• [ASSIGNMENT]: Report each line below that carries the word "Register".

Stored data entries:
————————
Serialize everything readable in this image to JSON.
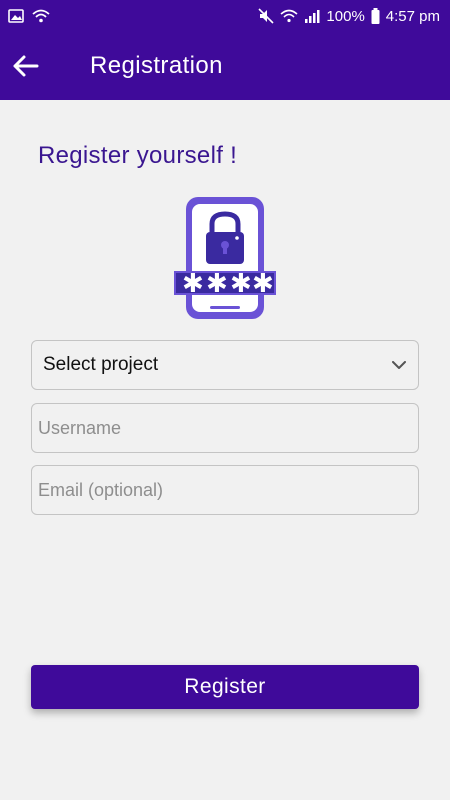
{
  "status_bar": {
    "battery": "100%",
    "time": "4:57 pm",
    "icons": [
      "image-icon",
      "wifi-icon",
      "mute-icon",
      "wifi-signal-icon",
      "cell-signal-icon",
      "battery-icon"
    ]
  },
  "app_bar": {
    "title": "Registration",
    "back_icon": "arrow-left-icon"
  },
  "main": {
    "heading": "Register yourself !",
    "illustration_icon": "phone-lock-password-icon",
    "project_select": {
      "value": "Select project"
    },
    "username": {
      "placeholder": "Username",
      "value": ""
    },
    "email": {
      "placeholder": "Email (optional)",
      "value": ""
    },
    "register_label": "Register"
  },
  "colors": {
    "primary": "#3f0a9a",
    "heading": "#3a1690",
    "illustration": "#6a52d6",
    "background": "#f1f1f1"
  }
}
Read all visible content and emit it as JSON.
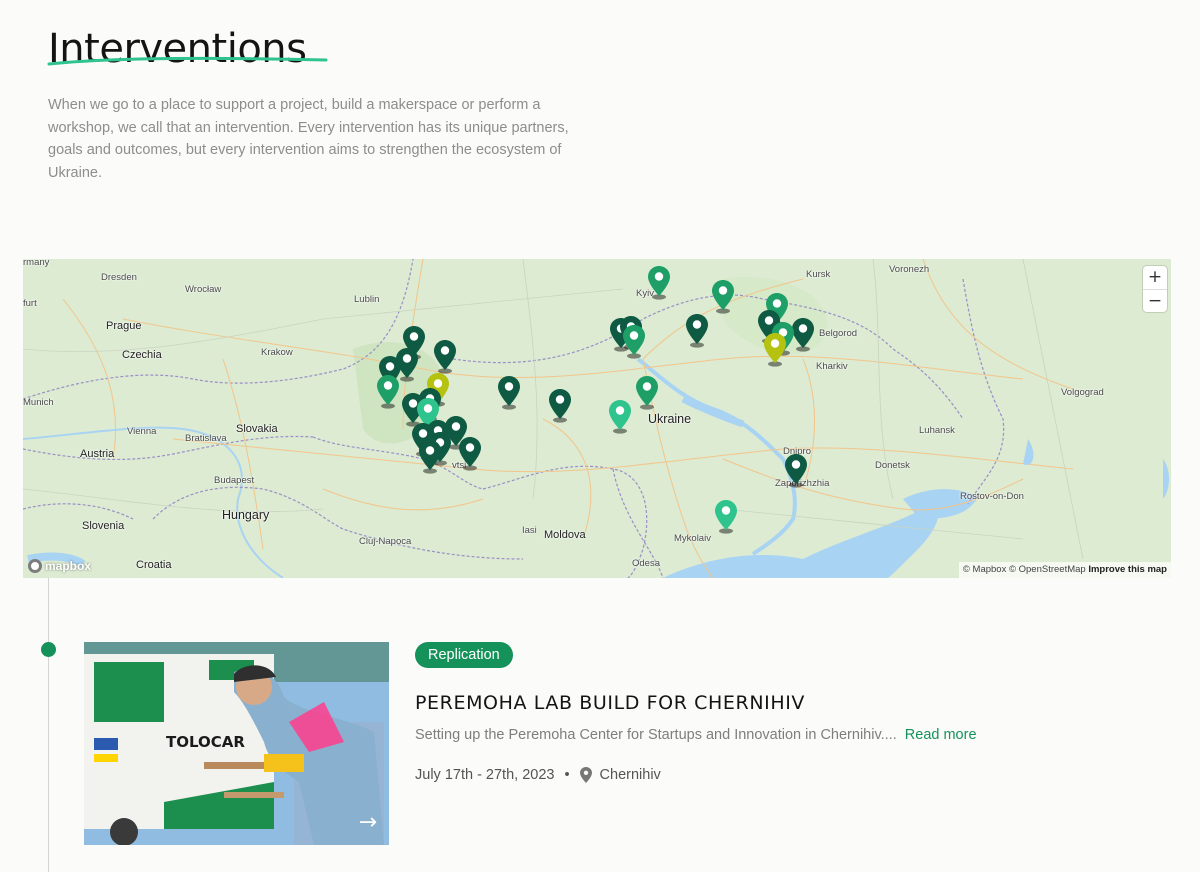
{
  "page": {
    "title": "Interventions",
    "intro": "When we go to a place to support a project, build a makerspace or perform a workshop, we call that an intervention. Every intervention has its unique partners, goals and outcomes, but every intervention aims to strengthen the ecosystem of Ukraine."
  },
  "map": {
    "zoom_in": "+",
    "zoom_out": "−",
    "logo": "mapbox",
    "attribution": "© Mapbox © OpenStreetMap",
    "improve": "Improve this map",
    "labels": {
      "germany": "rmany",
      "dresden": "Dresden",
      "wroclaw": "Wrocław",
      "lublin": "Lublin",
      "kursk": "Kursk",
      "voronezh": "Voronezh",
      "furt": "furt",
      "prague": "Prague",
      "czechia": "Czechia",
      "krakow": "Krakow",
      "belgorod": "Belgorod",
      "kharkiv": "Kharkiv",
      "munich": "Munich",
      "vienna": "Vienna",
      "bratislava": "Bratislava",
      "slovakia": "Slovakia",
      "austria": "Austria",
      "ukraine": "Ukraine",
      "volgograd": "Volgograd",
      "luhansk": "Luhansk",
      "dnipro": "Dnipro",
      "donetsk": "Donetsk",
      "zaporizhzhia": "Zaporizhzhia",
      "budapest": "Budapest",
      "hungary": "Hungary",
      "rostov": "Rostov-on-Don",
      "slovenia": "Slovenia",
      "cluj": "Cluj-Napoca",
      "iasi": "Iasi",
      "moldova": "Moldova",
      "mykolaiv": "Mykolaiv",
      "croatia": "Croatia",
      "odesa": "Odesa",
      "kyiv": "Kyiv",
      "chernivtsi": "vtsi"
    },
    "colors": {
      "land": "#dcebd2",
      "water": "#a9d3f3",
      "pin_dark": "#0f5a43",
      "pin_mid": "#1e9f68",
      "pin_light": "#2fc48d",
      "pin_yellow": "#b5c20f"
    }
  },
  "intervention": {
    "badge": "Replication",
    "title": "PEREMOHA LAB BUILD FOR CHERNIHIV",
    "description": "Setting up the Peremoha Center for Startups and Innovation in Chernihiv....",
    "read_more": "Read more",
    "dates": "July 17th - 27th, 2023",
    "separator": "•",
    "location": "Chernihiv",
    "image_text": "TOLOCAR",
    "arrow_icon": "arrow-right-icon"
  },
  "colors": {
    "accent": "#15915a",
    "title": "#141414",
    "muted": "#8d8d8d"
  }
}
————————
• [YOUR SOLUTION]:
    "heading": "Register yourself !",
    "register_label": "Register"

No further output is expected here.